But while living in Iowa, that’s all changed. I have found groups that get together weekly to play with anyone who shows up.
Diversity seems to be running through the gaming world. While attending one of the largest tabletop conventions in the world, GenCon in Indianapolis, Indiana, I noticed diversity all around me. Most notably, I saw rainbow ribbons hanging from people’s badges that read “Ally” or “Gaymer,” as well as ones with pronouns.
In Ames, a new store named G3 Games, Grinds, and Gallery helps show how inclusive this hobby can be. G3 opened last November but really started going in March.
Their coffee house brings people in outside of event times to sit and play games with their own groups or whoever else is there. Since college began again in August, Newbauer says he’s has seen new college groups including one that labels itself “LGBTQ+. ”We advertised welcomeness, and we want to make veterans and new players feel that,” he says.
Board gaming is still absolutely dominated by white male game designers.

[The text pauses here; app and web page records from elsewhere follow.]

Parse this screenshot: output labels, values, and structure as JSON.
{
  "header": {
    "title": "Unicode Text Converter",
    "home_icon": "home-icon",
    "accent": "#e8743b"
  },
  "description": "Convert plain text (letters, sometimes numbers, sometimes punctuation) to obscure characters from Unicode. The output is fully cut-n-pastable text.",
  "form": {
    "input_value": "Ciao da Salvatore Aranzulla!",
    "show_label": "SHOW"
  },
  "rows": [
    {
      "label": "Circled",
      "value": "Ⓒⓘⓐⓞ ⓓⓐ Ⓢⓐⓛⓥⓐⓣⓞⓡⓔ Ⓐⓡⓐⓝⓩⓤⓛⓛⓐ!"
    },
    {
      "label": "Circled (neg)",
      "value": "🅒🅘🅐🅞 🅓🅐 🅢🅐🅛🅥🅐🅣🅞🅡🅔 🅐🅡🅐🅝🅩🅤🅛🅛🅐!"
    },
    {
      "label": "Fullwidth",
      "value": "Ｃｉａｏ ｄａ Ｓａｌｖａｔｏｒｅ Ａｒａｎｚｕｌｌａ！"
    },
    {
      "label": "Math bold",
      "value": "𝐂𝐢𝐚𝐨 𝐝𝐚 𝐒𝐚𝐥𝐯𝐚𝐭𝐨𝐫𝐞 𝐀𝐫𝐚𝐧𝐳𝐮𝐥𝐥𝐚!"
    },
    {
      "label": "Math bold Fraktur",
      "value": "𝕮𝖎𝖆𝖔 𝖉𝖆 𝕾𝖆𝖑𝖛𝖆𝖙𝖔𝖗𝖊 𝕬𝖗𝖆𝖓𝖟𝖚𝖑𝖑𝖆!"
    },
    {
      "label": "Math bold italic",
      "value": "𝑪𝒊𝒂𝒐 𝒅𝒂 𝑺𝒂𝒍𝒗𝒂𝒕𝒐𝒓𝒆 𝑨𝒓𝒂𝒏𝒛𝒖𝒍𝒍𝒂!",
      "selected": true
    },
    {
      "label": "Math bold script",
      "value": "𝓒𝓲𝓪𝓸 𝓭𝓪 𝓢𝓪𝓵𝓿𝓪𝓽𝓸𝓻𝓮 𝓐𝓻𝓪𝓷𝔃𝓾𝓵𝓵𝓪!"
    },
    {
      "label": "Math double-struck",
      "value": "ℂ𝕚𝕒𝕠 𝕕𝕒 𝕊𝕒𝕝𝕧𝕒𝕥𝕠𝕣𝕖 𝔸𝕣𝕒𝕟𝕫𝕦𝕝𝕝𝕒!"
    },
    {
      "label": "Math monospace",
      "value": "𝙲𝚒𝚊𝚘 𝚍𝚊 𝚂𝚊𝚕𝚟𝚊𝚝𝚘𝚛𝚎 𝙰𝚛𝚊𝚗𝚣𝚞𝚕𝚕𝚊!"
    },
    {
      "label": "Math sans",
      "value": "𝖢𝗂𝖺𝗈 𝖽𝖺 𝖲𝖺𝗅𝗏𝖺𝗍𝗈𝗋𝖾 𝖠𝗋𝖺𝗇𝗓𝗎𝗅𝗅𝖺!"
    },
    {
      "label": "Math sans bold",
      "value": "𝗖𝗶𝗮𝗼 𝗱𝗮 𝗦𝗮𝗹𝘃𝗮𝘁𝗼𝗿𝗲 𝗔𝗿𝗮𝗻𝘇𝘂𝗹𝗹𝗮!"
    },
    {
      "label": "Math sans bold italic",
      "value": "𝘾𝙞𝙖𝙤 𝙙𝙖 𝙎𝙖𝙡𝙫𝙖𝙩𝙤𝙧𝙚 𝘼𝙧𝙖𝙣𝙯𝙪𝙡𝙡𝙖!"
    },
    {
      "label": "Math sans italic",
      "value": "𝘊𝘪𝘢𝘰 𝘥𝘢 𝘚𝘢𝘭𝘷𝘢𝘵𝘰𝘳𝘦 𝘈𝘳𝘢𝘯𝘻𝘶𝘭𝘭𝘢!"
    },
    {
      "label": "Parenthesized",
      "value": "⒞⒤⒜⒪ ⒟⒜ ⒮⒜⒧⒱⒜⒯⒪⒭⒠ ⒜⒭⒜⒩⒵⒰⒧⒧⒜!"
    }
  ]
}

But it’s getting better. In fact, some games recently have reprinted, making changes so the game is less offensive. One example is Five Tribes, which changed its “slave” cards to “faqir.” Archipelago also changed one of its cards, though it remains a colonial-themed game and therefore still offensive.
Also, more female, nonbinary or transgender designers and artists are joining the scene. Two of my favorites are arist Fernanda Suarez, and openly transgender designer Nikki Valens, whose recent game Mansions Madness-2nd edition (on which they collaborated with two women) is in the top 30 games on BoardGameGeek.
Board games are not just for adults. There are plenty of games, old and new, aimed toward children. Though these games are not intentionally educational, they are often accidentally. I and several people I know use games to teach our kids both life lessons and even math, history, and logical thinking.
For example, one of my children’s favorite games asks them to add increments of 1, 2, 4, 7, 10, and 15 to their score throughout the game. They’re also learning basic U.S. geography, as they form routes from one city to another across the country.
Through games, I have also seen children and adults learn important social concepts. How to lose and win graciously can be a big struggle for some (including my children), but it’s something you learn quickly when playing tabletop games. Honesty and reliability are big things in gaming, because if someone doesn’t trust you and suspects you might cheat your way to the top, they’re not going to play with you.
The biggest social lesson I have seen learned while playing board games is acceptance. I believe this is why board gaming is so inclusive. When you play a game with someone, your differences melt away. You are all just gamers at a table having fun.
The people I’ve gotten to know while gaming range from pastors to atheists, parents to those who prefer to be single and childless, gender flux and pansexual, to cisgender and heterosexual, 4 years old to 92 years young, liberal to Republican, children who are home-schooled to children who go to public school, persons with steady jobs and those who are always switching.
No matter who you are, there is a place for you at the table.
That’s not to say there will never be arguments. Plenty of flaming wars erupt online about tabletop games. In person though, the biggest arguments I’ve been aware of went something like: “No, we can play the game you suggested,” followed by, “oh no it’s ok, we can play yours first.”
I have found game stores with possible events throughout the state. Here’s a list in case you want to visit:
Ankeny: Arkham Games
Cedar Falls: The CORE Comics & Games